Justinian Plague probably caused by a bacteria - unknown how it appeared
Justinian was one of the most powerful emperors of Byzantine. His goal was to restore the power of the Roman Empire and for that reason started a series of military campaigns to reclaim land that was once part of the glorious Roman Empire.
However once he started his campaigns a deadly disease appeared in the middle of the sixth century AD. It is suggested that the disease was brought through rats from Egypt and spread to the Mediterranean countries. When it reached Constantinople, the capital of the Byzantine Empire, it is said that it killed almost half the citizens of the city population. Almost 50 years after the beginning of the plague the casualties of the pandemic numbered between 25 and 100 million in Europe and Asia.

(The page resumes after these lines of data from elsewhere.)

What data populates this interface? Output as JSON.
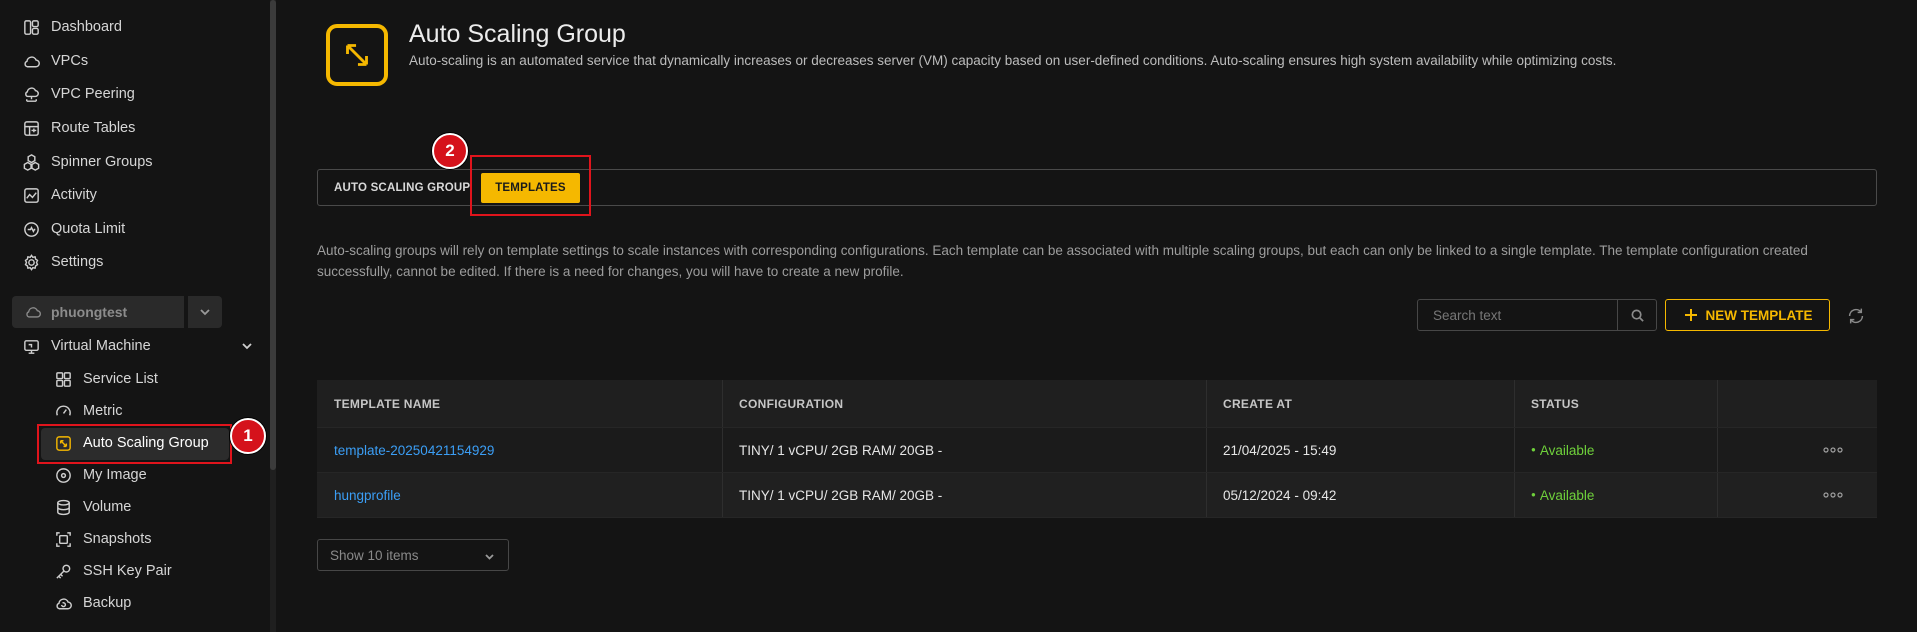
{
  "sidebar": {
    "items": [
      {
        "label": "Dashboard",
        "icon": "dashboard-icon"
      },
      {
        "label": "VPCs",
        "icon": "cloud-icon"
      },
      {
        "label": "VPC Peering",
        "icon": "cloud-network-icon"
      },
      {
        "label": "Route Tables",
        "icon": "route-table-icon"
      },
      {
        "label": "Spinner Groups",
        "icon": "hexagons-icon"
      },
      {
        "label": "Activity",
        "icon": "activity-icon"
      },
      {
        "label": "Quota Limit",
        "icon": "quota-icon"
      },
      {
        "label": "Settings",
        "icon": "gear-icon"
      }
    ],
    "project": {
      "label": "phuongtest",
      "icon": "cloud-icon"
    },
    "group": {
      "label": "Virtual Machine",
      "icon": "monitor-icon"
    },
    "sub_items": [
      {
        "label": "Service List",
        "icon": "grid-icon"
      },
      {
        "label": "Metric",
        "icon": "gauge-icon"
      },
      {
        "label": "Auto Scaling Group",
        "icon": "resize-icon",
        "active": true
      },
      {
        "label": "My Image",
        "icon": "disc-icon"
      },
      {
        "label": "Volume",
        "icon": "database-icon"
      },
      {
        "label": "Snapshots",
        "icon": "snapshot-icon"
      },
      {
        "label": "SSH Key Pair",
        "icon": "key-icon"
      },
      {
        "label": "Backup",
        "icon": "cloud-backup-icon"
      }
    ]
  },
  "annotations": {
    "step1": "1",
    "step2": "2"
  },
  "header": {
    "title": "Auto Scaling Group",
    "description": "Auto-scaling is an automated service that dynamically increases or decreases server (VM) capacity based on user-defined conditions. Auto-scaling ensures high system availability while optimizing costs."
  },
  "tabs": {
    "auto_scaling_group": "AUTO SCALING GROUP",
    "templates": "TEMPLATES",
    "active": "templates"
  },
  "info_text": "Auto-scaling groups will rely on template settings to scale instances with corresponding configurations. Each template can be associated with multiple scaling groups, but each can only be linked to a single template. The template configuration created successfully, cannot be edited. If there is a need for changes, you will have to create a new profile.",
  "toolbar": {
    "search_placeholder": "Search text",
    "new_template_label": "NEW TEMPLATE"
  },
  "table": {
    "headers": [
      "TEMPLATE NAME",
      "CONFIGURATION",
      "CREATE AT",
      "STATUS"
    ],
    "rows": [
      {
        "name": "template-20250421154929",
        "configuration": "TINY/ 1 vCPU/ 2GB RAM/ 20GB -",
        "created_at": "21/04/2025 - 15:49",
        "status": "Available"
      },
      {
        "name": "hungprofile",
        "configuration": "TINY/ 1 vCPU/ 2GB RAM/ 20GB -",
        "created_at": "05/12/2024 - 09:42",
        "status": "Available"
      }
    ]
  },
  "pagination": {
    "page_size_label": "Show 10 items"
  },
  "colors": {
    "accent": "#f5b800",
    "link": "#3b9ef5",
    "status_available": "#6fd13b",
    "annotation": "#d5121b"
  }
}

A historian of that Era, Gregory of Tours, wrote that when the Plague started, a number of unusual events took place during the years of the plague. Brilliant lights appeared in the sky and other celestial phenomena. It was so intense that they believed that it was a punishment of God and was identified with the apocalypse.
We are not sure if extra-terrestrial beings were responsible for the Plague, but scientists recently believe that they have identified the bacteria responsible for the Plague and is called Yersinia pestis. The same bacteria is also connected to other pandemics in the history of humanity such as the Black Death who was responsible to have killed more than 60% of Europe’s population in the 13 th century. The research took place by investigating the DNA of 6 th century skeletons that were found in Germany where the bacteria was identified.
The question though remains, if the specific bacteria was responsible for such large devastations, and since strange celestial events took place during all of those Plagues, is it possible for the specific bacterial strain to have been brought to Earth either through extra-terrestrial intelligence or through meteors? The meteor hypothesis theoretically is possible and can explain how the Plagues appeared simultaneously in many different countries and isolated areas. William Bramley in his book the ‘Gods of Eden’ refers to texts mentioning bright flying objects spraying gas which was the ‘mist’ that caused the Black Death.
By John Black